The first-ever US-Africa Leaders Summit wrapped up late last week. While it’s too early to calculate the real impact of the convocation, I wanted to log some of the more easily quantifiable information, ranging from the trivial to the (potentially) significant.
This Tuesday, the House and Ways Subcommittee on Trade will hold a hearing on the future of the African Growth and Opportunity Act (AGOA). CGD’s Ben Leo, senior fellow and director of the Rethinking US Development Policy Initiative, will testify.
Late last week, the House of Representatives passed the Electrify Africa Act (H.R. 2548), a bill aimed at improving access to reliable, affordable energy across sub-Saharan Africa. Here’s a summary of the bill and here’s why it matters.
The Senate Foreign Relations Committee recently took an interest in one key form of foreign aid—US economic assistance—convening a hearing to investigate the topic. We had high hopes going in and were pleased to hear all three of the hearing’s witnesses—Jeffrey Herbst, Alicia Phillips Mandaville, and CGD’s Todd Moss—champion the use of rigorous analysis, evaluation, and selectivity in aid to promote economic opportunity in developing countries.
The US Department of the Interior announced last week that the United States would no longer seek to comply with the Extractive Industries Transparency Initiative (EITI), an international multi-stakeholder organization that aims to increase revenue transparency and accountability in natural resource extraction.

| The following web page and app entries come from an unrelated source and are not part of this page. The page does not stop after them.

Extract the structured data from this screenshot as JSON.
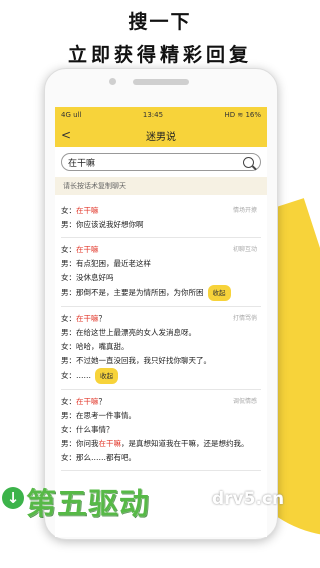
{
  "headline": {
    "line1": "搜一下",
    "line2": "立即获得精彩回复"
  },
  "status_bar": {
    "left": "4G ull",
    "time": "13:45",
    "right": "HD ≋ 16%"
  },
  "app_bar": {
    "back_icon": "back-arrow-icon",
    "title": "迷男说"
  },
  "search": {
    "value": "在干嘛",
    "icon": "search-icon"
  },
  "hint": "请长按话术复制聊天",
  "cards": [
    {
      "tag": "情场开撩",
      "lines": [
        {
          "prefix": "女：",
          "hl": "在干嘛",
          "suffix": "",
          "collapse": ""
        },
        {
          "prefix": "男：你应该说我好想你啊",
          "hl": "",
          "suffix": "",
          "collapse": ""
        }
      ]
    },
    {
      "tag": "初聊互动",
      "lines": [
        {
          "prefix": "女：",
          "hl": "在干嘛",
          "suffix": "",
          "collapse": ""
        },
        {
          "prefix": "男：有点犯困，最近老这样",
          "hl": "",
          "suffix": "",
          "collapse": ""
        },
        {
          "prefix": "女：没休息好吗",
          "hl": "",
          "suffix": "",
          "collapse": ""
        },
        {
          "prefix": "男：那倒不是，主要是为情所困，为你所困",
          "hl": "",
          "suffix": "",
          "collapse": "收起"
        }
      ]
    },
    {
      "tag": "打情骂俏",
      "lines": [
        {
          "prefix": "女：",
          "hl": "在干嘛",
          "suffix": "？",
          "collapse": ""
        },
        {
          "prefix": "男：在给这世上最漂亮的女人发消息呀。",
          "hl": "",
          "suffix": "",
          "collapse": ""
        },
        {
          "prefix": "女：哈哈，嘴真甜。",
          "hl": "",
          "suffix": "",
          "collapse": ""
        },
        {
          "prefix": "男：不过她一直没回我，我只好找你聊天了。",
          "hl": "",
          "suffix": "",
          "collapse": ""
        },
        {
          "prefix": "女：……",
          "hl": "",
          "suffix": "",
          "collapse": "收起"
        }
      ]
    },
    {
      "tag": "调侃情感",
      "lines": [
        {
          "prefix": "女：",
          "hl": "在干嘛",
          "suffix": "？",
          "collapse": ""
        },
        {
          "prefix": "男：在思考一件事情。",
          "hl": "",
          "suffix": "",
          "collapse": ""
        },
        {
          "prefix": "女：什么事情？",
          "hl": "",
          "suffix": "",
          "collapse": ""
        },
        {
          "prefix": "男：你问我",
          "hl": "在干嘛",
          "suffix": "，是真想知道我在干嘛，还是想约我。",
          "collapse": ""
        },
        {
          "prefix": "女：那么……都有吧。",
          "hl": "",
          "suffix": "",
          "collapse": ""
        }
      ]
    }
  ],
  "watermark": {
    "cn": "第五驱动",
    "en": "drv5.cn",
    "icon": "download-arrow-icon"
  }
}
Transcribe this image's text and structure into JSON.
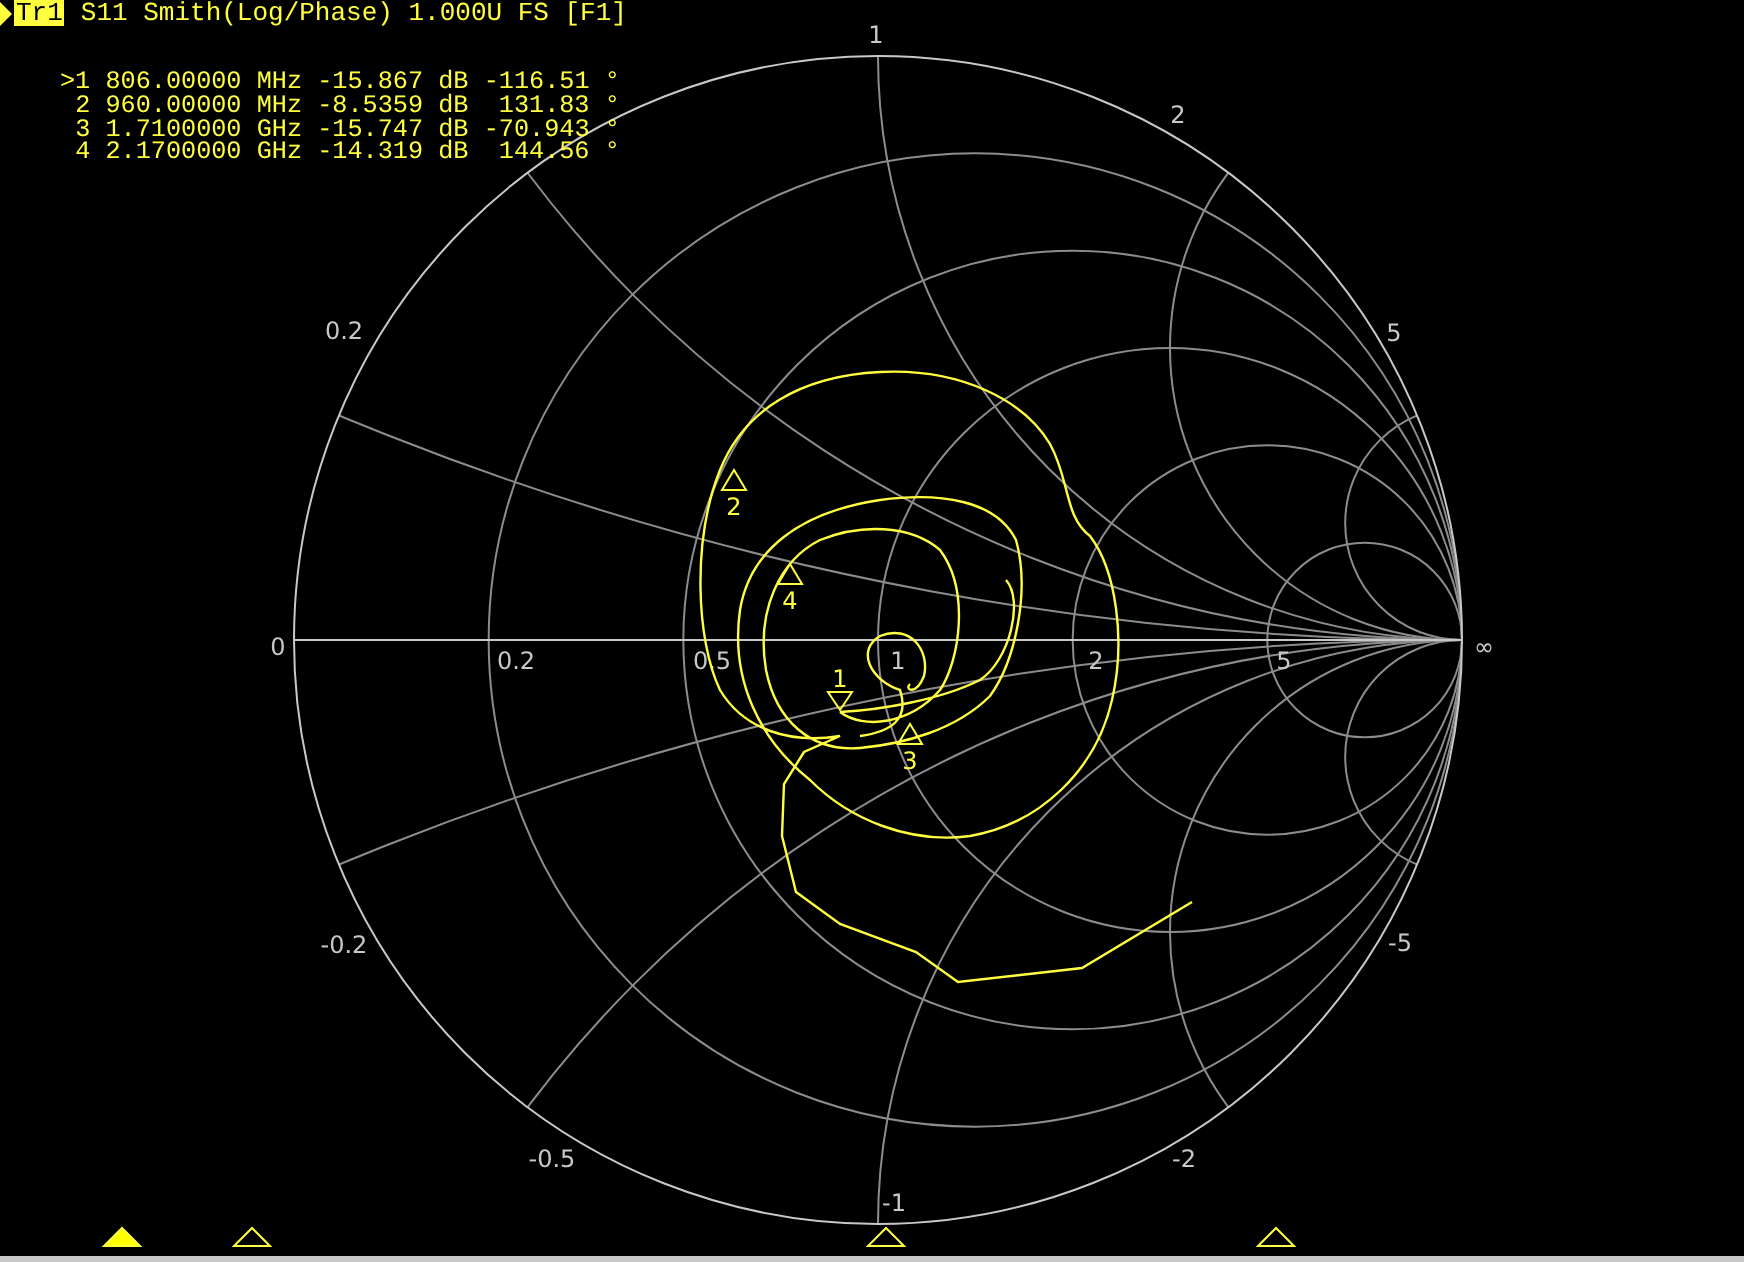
{
  "header": {
    "trace_tag": "Tr1",
    "title": "S11 Smith(Log/Phase) 1.000U FS [F1]"
  },
  "markers": [
    {
      "label": ">1",
      "frequency": "806.00000",
      "freq_unit": "MHz",
      "magnitude": "-15.867",
      "mag_unit": "dB",
      "phase": "-116.51",
      "phase_unit": "°",
      "chart_label": "1",
      "selected": true
    },
    {
      "label": "2",
      "frequency": "960.00000",
      "freq_unit": "MHz",
      "magnitude": "-8.5359",
      "mag_unit": "dB",
      "phase": "131.83",
      "phase_unit": "°",
      "chart_label": "2",
      "selected": false
    },
    {
      "label": "3",
      "frequency": "1.7100000",
      "freq_unit": "GHz",
      "magnitude": "-15.747",
      "mag_unit": "dB",
      "phase": "-70.943",
      "phase_unit": "°",
      "chart_label": "3",
      "selected": false
    },
    {
      "label": "4",
      "frequency": "2.1700000",
      "freq_unit": "GHz",
      "magnitude": "-14.319",
      "mag_unit": "dB",
      "phase": "144.56",
      "phase_unit": "°",
      "chart_label": "4",
      "selected": false
    }
  ],
  "chart": {
    "resistance_labels": [
      "0",
      "0.2",
      "0.5",
      "1",
      "2",
      "5",
      "∞"
    ],
    "reactance_labels": [
      "1",
      "2",
      "5",
      "0.2",
      "-0.2",
      "-5",
      "-0.5",
      "-1",
      "-2"
    ]
  }
}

The move—while disappointing—is not altogether unexpected. And sadly, it will put the United States further behind the curve when it comes to corporate transparency.
President Trump and many congressional Republicans have made no secret of their strong interest in dismantling “Dodd-Frank,” a law signed in the wake of the 2008 financial crisis to strengthen regulation of the financial industry in the United States. But it’s a small, seemingly peripheral, transparency provision focused on developing countries that’s poised to be one of the law’s earliest casualties. Congress quietly voted last week to torpedo implementation of a rule that would require U.S. firms to disclose payments made to foreign governments for the commercial development of oil, natural gas, or minerals.